It could be the 1,500 kids bellowing their appreciation of Sean Paul. Maybe
the thousands packed in to watch [a]Music[/a]’s psychedelic jamboree, or
celebrating the hometown triumph of the [a]Electric Soft Parade[/a]. It could even
be the young bands having their questions answered, or their demos doctored
who know it best, but for a hectic five days, everyone knows it. Brighton, they are all agreed, [I]rocks[/I].
And what better time for it to do so. One Live – Radio One’s week-long
festival of big name performance, eccentric fringe happenings and industry
panels – arrives to find Britain’s newest city undergoing something of a
musical renaissance. [a]Electric Soft Parade[/a], [a]British Sea Power[/a], [a]Eighties Matchbox B-Line Disaster[/a] and [a]Clearlake[/a] are all here in person or in spirit, and as the week’s events unfold, there emerges as much as a celebration of success, a spirit of great enterprise.
Like, for one thing, how do you get started? Monday afternoon, 5pm, and at a
Q and A session in a bar by the sea, Steve Lamacq has a crowbar with which
he is prising some answers out of [a]Starsailor[/a]. It is, they say, quite straightforward – practise hard at singing ‘Slight Return’ by [a]Bluetones[/a], and the rest comes easy. Surely it can’t be that simple?
If their great success has made it easy to forget what a young band
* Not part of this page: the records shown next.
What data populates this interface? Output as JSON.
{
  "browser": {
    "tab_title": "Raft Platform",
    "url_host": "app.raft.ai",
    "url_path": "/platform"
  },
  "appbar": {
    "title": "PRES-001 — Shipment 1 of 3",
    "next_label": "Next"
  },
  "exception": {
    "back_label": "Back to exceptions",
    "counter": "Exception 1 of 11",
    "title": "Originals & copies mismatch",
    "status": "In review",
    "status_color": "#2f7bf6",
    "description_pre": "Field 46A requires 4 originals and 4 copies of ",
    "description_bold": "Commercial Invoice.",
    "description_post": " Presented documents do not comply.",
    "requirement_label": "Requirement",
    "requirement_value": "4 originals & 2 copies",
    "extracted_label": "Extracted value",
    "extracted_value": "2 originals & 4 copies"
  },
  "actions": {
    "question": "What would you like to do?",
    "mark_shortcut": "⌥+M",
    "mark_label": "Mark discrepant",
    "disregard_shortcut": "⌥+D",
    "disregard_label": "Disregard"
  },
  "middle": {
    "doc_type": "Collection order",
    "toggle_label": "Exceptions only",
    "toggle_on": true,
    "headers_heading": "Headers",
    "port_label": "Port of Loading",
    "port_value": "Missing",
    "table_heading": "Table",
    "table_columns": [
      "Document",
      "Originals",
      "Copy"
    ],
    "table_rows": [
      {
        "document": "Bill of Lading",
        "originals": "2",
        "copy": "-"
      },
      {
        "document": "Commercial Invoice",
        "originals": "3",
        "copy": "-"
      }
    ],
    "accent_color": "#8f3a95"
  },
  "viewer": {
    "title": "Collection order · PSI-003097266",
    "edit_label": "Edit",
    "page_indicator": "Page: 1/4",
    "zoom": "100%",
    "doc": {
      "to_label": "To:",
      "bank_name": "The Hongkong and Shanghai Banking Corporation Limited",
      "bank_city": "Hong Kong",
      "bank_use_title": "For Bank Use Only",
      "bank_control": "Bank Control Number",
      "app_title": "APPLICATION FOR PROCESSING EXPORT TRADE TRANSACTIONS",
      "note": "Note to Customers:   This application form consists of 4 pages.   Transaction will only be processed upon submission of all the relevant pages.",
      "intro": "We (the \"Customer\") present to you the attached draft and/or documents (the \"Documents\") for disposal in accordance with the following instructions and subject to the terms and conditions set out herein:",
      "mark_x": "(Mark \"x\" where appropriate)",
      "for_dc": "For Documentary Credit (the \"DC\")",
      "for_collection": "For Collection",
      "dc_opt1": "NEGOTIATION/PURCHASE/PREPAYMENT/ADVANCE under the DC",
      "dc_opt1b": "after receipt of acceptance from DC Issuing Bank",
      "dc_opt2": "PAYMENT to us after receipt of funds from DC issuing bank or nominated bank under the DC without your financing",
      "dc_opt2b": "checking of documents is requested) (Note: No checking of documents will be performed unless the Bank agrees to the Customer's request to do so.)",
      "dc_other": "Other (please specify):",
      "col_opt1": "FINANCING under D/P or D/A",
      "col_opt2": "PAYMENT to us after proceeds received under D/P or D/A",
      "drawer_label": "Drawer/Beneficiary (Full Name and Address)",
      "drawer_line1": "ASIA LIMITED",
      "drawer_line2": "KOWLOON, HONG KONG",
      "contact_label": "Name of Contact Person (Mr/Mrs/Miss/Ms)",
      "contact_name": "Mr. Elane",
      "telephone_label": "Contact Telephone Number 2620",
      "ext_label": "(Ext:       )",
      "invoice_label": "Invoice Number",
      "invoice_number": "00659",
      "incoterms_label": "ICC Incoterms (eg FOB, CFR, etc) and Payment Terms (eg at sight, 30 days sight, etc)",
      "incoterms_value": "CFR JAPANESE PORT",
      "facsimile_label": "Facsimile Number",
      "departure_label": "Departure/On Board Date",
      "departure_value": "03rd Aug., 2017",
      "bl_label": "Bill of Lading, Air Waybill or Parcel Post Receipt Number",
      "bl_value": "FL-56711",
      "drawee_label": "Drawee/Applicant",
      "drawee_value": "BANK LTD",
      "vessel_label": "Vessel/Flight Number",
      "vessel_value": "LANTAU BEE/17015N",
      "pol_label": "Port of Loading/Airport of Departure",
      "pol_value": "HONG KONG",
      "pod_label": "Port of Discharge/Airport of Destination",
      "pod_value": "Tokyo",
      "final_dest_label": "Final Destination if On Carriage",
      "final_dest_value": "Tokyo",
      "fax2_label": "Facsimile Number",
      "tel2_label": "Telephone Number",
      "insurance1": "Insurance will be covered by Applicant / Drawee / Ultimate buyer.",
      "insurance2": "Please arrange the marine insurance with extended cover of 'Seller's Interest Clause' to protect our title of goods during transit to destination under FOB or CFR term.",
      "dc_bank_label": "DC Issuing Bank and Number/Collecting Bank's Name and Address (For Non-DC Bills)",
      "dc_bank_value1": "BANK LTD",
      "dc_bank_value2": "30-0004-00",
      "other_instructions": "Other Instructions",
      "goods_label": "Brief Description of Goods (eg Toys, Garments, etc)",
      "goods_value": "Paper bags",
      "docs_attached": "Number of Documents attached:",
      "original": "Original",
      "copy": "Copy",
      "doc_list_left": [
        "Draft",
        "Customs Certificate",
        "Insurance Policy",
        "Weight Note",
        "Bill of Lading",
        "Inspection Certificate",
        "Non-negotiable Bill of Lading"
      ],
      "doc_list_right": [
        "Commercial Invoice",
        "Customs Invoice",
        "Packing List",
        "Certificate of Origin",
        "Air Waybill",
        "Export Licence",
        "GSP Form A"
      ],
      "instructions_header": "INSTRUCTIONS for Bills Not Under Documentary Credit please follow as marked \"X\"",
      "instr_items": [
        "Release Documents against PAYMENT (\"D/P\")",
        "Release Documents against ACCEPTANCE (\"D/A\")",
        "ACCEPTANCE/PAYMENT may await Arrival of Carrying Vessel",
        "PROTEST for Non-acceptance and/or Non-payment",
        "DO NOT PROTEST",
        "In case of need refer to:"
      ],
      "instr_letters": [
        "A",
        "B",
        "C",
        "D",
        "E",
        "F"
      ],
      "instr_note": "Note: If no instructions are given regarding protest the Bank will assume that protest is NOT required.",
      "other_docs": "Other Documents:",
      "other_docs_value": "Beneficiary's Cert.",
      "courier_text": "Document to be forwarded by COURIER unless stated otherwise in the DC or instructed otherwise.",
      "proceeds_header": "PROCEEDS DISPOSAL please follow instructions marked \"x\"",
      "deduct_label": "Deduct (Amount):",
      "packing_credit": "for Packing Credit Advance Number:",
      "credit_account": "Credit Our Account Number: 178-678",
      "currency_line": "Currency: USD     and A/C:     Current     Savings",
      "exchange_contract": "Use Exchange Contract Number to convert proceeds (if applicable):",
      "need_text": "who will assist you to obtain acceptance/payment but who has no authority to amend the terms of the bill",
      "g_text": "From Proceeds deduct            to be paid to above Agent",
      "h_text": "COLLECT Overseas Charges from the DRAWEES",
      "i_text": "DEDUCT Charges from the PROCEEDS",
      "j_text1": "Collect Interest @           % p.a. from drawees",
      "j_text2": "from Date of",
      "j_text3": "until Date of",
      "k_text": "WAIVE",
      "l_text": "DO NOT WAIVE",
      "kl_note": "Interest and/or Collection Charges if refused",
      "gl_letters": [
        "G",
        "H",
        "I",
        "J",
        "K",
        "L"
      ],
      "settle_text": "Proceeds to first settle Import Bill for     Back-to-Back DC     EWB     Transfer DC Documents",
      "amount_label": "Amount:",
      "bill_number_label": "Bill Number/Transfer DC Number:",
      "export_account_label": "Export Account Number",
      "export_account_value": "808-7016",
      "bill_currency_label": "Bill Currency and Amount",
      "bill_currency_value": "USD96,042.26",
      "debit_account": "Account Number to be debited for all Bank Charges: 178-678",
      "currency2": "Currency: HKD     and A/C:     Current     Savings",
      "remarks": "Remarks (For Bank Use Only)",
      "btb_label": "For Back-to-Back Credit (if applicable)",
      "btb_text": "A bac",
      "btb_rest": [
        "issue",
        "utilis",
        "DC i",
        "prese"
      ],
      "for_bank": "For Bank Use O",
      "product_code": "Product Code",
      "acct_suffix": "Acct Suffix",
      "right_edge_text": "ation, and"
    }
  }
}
[a]Starsailor[/a] still are, later on there’s further evidence that youth and great
proficiency need not necessarily be mutually exclusive. At The Dome, for
example, there’s a fine post-[a]Coldplay[/a] style display from Keane, who perform
piano-led emoting with the eager-to-please charm of the school captain.
Greatest to behold this evening, though, is the transformation of The
Electric Soft Parade. From a small acorn has a mighty rock band grown. Both White brothers are at the front of the stage to invigorate older songs like ‘Empty At The End’ and newer ones like ‘Bruxellisation’ with a powerful psychedelic edge.
Psychedelic? Time surely for [a]Music[/a], then, a band whose massive success
bends the mind in some pretty unorthodox directions. Songs they don’t
have. What they do have, though, is some very big guitar riffs, like ‘The
Dance’ and ‘Truth Is No Words’ which create a mesmerising kind of vibe
that’s really much more like a rave than a gig. Robert Harvey performs a
messianic kung-fu kick, entirely oblivious to it all.
Tuesday brings a [a]Tim Westwood[/a] Q and A session during which he empathises with struggling British hip-hop acts – [I]”I feel their pain, y’know?”[/I] – but more significantly, the week’s biggest star. After a decent showing by
[a]Dizzee Rascal[/a] (“Oiiiiiiii”), it’s time for Sean Paul.
The man is cool. He knows it, we know it, and what we see here is him
expertly working expertly working the crowd til he has them, all 1500
insanely up-for-it teenagers, snugly contained in the palm of his hand. The
hits? Of course Sean gives you the hits. More impressive than that, though
is that he gives them, from ‘Gimme The Light’ to his verses from Blu
Cantrell’s ‘Breathe’ and Beyonce’s ‘Baby Boy’ in about 10 minutes, before
beginning a dancehall set in earnest. It’s quite magnificent.
Not a description that often springs to mind as [a]Cooper Temple Clause[/a]
play, sadly, but hey, that’s indie, and that’s Wednesday for you. Happily,
there’s more to celebrate in the consummate crowd working of Hundred
Reasons, where Colin Doran would seem to be turning into the Chris Martin of
emotional British rock, but particularly in the shape of Funeral For A
Friend. The frenzy of songs like ‘She Drove Me To Daytime Television’ and
‘Rookie Of The Year’ you hopefully already know, but this is a group with
personality aswell. Vocalist Matt Davies exudes an unforced charm, which all
suggests an [a]Idlewild[/a]-style route to popular acclaim may be on the cards.